Reason 2: Did I miss something? Are these people undercover? They must be because none of them own a badge. Oh, and they have the worst crime scene investigation techniques ever. As of yet, I haven't seen the use of rubber gloves in a crime scene area or when combing through a suspect's house. Where is the professionality?! They just tell people they're NCIS and everyone just believes them! Hello!
Reason 3: If you ever thought NCIS was predictable (which I personally don't), then you'll be able to figure out the ending (whodunit) of NCIS:LA in the first two minutes. Ok, maybe I'm exaggerating a bit, but still, the show is pretty straightforward in its approach. Unfortunately, there are not many twists and turns yet. Granted only two episodes have concluded, but still, usually the premiere is meant to lure the viewer into watching more of the series. NCIS:LA did not really accomplish that goal, at least in my eyes.
Just because the original show was amazing does not mean the spinoff of it will be just as amazing. (There can be a lot of relation to this on the movie side of things). I'm not saying it shouldn't be done, but when you're pitting the spinoff against its parent show, please make sure it's at least as good if not better. (Especially if they air back-to-back on the same network on the same night!)

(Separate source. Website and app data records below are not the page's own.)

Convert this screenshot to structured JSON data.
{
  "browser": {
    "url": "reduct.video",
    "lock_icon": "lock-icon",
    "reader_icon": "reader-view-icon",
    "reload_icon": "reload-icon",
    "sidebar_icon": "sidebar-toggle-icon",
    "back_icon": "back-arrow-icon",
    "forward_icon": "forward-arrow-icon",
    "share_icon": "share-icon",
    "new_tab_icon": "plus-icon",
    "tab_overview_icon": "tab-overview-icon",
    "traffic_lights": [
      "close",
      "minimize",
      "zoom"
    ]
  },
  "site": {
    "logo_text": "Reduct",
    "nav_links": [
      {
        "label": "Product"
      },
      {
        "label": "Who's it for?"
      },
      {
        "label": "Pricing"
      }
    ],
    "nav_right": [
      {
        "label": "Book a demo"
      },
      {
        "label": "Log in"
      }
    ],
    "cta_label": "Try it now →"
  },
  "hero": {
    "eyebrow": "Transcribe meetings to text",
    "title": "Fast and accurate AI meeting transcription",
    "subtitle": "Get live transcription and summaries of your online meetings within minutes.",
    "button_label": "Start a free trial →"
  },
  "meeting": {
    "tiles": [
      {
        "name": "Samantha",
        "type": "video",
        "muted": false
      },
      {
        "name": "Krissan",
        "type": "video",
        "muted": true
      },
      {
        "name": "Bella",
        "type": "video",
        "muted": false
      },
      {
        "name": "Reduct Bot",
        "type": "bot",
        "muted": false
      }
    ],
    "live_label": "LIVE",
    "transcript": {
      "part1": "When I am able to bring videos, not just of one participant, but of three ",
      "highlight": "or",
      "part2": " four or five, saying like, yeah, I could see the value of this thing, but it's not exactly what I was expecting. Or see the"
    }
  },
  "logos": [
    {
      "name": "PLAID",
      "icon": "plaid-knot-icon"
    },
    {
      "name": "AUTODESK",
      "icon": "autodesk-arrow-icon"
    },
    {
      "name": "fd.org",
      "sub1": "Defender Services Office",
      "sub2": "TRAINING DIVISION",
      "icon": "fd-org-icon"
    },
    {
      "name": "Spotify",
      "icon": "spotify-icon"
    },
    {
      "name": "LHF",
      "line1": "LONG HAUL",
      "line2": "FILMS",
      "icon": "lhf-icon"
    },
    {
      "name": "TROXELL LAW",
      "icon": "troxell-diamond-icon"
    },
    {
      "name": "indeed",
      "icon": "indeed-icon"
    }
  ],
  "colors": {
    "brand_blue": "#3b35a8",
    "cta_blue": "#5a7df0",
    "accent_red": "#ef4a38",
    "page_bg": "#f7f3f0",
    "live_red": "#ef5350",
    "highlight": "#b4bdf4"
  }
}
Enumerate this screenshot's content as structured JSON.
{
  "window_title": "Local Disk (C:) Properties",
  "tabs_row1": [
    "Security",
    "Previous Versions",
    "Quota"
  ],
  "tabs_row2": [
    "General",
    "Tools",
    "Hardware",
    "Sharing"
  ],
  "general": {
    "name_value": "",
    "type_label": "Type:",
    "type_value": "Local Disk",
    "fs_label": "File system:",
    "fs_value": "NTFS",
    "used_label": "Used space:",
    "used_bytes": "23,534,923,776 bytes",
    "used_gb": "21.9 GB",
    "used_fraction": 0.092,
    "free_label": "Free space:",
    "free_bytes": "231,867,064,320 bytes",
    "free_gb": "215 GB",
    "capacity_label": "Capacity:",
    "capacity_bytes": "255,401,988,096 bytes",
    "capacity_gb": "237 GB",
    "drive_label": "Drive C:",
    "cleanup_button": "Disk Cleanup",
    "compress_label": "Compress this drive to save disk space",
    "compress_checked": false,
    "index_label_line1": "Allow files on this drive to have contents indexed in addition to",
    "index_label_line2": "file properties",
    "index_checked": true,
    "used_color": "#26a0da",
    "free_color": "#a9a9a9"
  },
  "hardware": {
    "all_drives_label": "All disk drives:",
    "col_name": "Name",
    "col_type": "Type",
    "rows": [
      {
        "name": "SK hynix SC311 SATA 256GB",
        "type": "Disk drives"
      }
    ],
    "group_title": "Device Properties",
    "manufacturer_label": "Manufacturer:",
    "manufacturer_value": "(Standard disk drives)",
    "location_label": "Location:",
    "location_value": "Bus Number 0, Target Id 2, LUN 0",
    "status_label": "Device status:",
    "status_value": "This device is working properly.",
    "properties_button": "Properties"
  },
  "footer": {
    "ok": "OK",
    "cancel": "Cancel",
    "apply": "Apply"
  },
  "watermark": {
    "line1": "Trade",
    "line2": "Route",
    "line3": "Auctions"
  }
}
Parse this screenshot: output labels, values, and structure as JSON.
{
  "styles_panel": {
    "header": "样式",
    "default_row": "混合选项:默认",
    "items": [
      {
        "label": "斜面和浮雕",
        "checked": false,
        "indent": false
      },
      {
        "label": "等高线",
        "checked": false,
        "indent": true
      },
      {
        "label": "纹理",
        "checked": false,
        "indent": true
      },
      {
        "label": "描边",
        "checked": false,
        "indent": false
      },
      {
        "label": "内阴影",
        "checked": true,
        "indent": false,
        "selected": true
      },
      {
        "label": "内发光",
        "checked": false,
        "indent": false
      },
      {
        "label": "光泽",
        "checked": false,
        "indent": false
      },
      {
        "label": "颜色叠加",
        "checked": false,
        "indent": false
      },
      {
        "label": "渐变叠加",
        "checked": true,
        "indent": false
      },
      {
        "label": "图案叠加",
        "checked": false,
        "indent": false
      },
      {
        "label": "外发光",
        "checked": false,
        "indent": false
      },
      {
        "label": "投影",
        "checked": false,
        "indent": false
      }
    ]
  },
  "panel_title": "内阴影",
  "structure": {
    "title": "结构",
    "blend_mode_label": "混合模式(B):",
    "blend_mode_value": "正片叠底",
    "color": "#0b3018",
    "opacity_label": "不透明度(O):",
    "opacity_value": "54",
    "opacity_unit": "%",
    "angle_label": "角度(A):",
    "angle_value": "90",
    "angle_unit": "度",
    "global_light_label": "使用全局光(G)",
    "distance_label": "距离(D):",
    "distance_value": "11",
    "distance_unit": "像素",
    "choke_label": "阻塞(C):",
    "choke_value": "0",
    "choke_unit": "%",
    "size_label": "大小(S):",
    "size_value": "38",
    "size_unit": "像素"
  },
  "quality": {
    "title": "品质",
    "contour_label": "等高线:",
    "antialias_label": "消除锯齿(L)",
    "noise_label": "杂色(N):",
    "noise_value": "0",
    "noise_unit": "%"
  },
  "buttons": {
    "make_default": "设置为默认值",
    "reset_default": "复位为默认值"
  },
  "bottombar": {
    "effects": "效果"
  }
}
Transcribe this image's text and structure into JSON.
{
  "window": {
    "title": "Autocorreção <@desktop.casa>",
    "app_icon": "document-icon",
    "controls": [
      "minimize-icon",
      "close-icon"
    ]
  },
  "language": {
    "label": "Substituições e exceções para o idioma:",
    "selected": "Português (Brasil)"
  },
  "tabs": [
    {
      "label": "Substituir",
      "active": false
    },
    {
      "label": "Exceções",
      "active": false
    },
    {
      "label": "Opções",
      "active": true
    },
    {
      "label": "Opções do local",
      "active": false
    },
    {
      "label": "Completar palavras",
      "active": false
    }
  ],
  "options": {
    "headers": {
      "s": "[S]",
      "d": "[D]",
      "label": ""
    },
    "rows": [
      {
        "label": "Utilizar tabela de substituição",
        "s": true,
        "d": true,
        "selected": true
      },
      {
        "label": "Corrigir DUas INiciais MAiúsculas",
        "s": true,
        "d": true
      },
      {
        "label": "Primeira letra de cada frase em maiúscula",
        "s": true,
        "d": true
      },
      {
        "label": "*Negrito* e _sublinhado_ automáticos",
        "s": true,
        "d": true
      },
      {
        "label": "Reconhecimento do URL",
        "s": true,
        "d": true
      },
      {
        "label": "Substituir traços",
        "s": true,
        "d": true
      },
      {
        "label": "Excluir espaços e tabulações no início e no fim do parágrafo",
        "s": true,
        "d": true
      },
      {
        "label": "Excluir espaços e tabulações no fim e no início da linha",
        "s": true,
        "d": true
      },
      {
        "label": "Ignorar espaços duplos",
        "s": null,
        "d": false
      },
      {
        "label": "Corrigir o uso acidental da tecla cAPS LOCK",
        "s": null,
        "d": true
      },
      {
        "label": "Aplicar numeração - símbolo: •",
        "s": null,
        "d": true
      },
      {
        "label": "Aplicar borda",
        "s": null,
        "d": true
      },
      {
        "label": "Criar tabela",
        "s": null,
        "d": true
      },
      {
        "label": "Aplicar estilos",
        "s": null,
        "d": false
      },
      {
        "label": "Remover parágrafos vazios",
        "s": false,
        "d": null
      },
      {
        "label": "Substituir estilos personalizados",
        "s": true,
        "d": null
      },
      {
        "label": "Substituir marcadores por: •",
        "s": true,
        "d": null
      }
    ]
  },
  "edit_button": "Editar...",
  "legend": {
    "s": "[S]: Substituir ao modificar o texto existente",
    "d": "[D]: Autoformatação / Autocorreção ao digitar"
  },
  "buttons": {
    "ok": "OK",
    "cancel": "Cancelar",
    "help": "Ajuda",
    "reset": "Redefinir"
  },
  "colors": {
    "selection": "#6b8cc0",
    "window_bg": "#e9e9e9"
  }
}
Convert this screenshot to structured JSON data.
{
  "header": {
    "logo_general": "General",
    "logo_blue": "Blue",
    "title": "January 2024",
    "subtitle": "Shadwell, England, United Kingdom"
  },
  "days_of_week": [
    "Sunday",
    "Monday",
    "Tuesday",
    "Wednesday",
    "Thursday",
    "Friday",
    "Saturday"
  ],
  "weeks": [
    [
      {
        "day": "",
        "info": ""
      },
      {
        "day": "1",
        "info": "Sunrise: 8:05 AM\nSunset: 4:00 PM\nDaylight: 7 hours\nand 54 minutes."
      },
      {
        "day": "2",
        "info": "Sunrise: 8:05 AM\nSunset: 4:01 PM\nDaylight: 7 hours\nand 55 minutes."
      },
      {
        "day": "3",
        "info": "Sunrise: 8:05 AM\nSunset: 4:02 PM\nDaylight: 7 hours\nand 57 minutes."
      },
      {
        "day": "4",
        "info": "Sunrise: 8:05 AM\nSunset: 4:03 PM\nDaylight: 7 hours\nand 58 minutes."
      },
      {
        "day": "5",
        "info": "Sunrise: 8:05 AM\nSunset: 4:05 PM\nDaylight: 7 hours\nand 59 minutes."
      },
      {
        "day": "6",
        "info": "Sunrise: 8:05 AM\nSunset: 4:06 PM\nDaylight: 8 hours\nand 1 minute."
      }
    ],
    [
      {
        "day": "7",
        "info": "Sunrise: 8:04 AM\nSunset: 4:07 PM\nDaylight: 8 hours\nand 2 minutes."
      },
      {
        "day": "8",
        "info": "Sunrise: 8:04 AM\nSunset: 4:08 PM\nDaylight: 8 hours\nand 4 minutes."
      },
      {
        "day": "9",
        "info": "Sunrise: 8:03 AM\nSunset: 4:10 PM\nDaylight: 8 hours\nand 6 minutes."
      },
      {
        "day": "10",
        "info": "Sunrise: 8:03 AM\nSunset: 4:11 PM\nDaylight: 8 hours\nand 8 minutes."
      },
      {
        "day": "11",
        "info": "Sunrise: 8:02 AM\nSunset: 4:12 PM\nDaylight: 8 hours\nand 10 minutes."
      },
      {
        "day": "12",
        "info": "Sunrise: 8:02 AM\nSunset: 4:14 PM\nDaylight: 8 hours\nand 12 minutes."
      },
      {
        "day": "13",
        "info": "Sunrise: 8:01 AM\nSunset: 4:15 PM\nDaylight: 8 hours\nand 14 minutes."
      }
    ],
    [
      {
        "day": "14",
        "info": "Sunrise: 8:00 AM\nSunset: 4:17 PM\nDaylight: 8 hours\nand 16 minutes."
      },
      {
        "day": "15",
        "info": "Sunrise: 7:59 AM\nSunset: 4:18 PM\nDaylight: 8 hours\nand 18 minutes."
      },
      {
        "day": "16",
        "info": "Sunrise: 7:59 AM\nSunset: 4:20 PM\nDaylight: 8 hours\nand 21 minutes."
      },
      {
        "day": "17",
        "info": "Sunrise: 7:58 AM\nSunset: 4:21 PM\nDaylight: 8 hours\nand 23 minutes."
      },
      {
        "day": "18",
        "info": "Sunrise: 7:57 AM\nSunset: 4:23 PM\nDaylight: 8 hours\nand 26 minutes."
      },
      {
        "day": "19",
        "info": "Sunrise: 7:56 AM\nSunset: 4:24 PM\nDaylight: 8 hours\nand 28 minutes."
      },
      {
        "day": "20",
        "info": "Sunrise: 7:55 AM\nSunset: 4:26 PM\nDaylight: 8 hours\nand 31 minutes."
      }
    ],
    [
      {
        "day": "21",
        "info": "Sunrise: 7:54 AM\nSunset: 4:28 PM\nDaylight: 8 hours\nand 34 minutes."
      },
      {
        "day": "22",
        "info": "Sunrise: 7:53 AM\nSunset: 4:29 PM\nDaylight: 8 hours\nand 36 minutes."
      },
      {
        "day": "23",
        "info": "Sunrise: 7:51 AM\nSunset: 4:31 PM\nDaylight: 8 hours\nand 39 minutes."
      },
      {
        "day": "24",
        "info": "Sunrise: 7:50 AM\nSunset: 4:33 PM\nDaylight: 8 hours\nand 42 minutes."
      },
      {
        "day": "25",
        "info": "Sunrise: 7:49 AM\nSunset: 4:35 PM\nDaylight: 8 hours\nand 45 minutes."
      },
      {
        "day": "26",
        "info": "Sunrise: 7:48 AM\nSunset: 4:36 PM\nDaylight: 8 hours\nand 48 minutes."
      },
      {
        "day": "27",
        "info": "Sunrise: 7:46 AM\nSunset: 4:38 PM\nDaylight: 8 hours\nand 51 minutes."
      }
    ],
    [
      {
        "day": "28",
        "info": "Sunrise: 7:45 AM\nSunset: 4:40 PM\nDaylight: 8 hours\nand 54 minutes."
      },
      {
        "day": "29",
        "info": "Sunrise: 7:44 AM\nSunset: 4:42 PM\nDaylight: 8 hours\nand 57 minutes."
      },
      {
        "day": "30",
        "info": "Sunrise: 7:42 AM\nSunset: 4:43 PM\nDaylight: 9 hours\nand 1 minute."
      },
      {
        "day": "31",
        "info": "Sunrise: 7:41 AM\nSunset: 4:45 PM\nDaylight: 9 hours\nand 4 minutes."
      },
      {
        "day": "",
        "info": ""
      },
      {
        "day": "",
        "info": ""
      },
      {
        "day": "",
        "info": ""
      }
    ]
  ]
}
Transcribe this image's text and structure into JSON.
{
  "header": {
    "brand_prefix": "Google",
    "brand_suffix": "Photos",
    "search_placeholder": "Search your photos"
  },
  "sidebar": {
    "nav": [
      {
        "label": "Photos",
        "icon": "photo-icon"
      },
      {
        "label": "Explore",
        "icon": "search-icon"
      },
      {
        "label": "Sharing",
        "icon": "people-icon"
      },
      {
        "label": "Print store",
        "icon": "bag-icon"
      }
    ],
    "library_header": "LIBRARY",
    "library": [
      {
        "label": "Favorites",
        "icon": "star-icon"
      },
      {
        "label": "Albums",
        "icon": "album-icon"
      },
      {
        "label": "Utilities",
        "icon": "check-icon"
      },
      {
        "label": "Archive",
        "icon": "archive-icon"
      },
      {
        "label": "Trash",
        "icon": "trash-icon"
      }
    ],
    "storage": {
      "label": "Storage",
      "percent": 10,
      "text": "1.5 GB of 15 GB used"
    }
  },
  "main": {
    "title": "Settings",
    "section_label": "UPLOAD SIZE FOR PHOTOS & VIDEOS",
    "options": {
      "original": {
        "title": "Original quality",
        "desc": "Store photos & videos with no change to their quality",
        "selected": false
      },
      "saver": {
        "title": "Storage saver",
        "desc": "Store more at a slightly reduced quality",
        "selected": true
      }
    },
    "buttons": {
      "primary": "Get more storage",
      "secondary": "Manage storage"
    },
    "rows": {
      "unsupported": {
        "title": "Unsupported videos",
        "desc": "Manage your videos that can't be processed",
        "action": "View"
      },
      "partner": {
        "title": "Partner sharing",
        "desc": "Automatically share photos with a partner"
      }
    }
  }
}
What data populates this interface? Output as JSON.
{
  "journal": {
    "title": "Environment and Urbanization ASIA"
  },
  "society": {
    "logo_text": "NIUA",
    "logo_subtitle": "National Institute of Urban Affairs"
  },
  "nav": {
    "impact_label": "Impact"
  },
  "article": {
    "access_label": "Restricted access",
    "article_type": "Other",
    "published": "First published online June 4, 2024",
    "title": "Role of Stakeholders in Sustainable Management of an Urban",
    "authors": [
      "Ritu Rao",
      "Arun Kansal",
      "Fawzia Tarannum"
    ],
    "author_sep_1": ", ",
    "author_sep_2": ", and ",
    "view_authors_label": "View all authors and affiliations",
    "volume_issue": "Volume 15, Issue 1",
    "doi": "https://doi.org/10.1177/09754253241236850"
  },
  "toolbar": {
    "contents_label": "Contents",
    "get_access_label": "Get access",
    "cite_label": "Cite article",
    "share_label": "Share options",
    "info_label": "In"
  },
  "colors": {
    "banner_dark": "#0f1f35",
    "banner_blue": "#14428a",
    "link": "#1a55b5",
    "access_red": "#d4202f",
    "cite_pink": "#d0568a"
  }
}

Now, I understand this show is just starting out, so I'm giving it the benefit of the doubt. Maybe it will get better and better as the show continues -- one can only hope. And for those of you out there who have seen it and liked it, that is completely fine. I'm more or less just pointing out several issues I've had with the show so far.
So, here's to hoping that this TV show spinoff turns things around and really becomes the blockbuster show people think it will be.
(Please comment below! Thanks)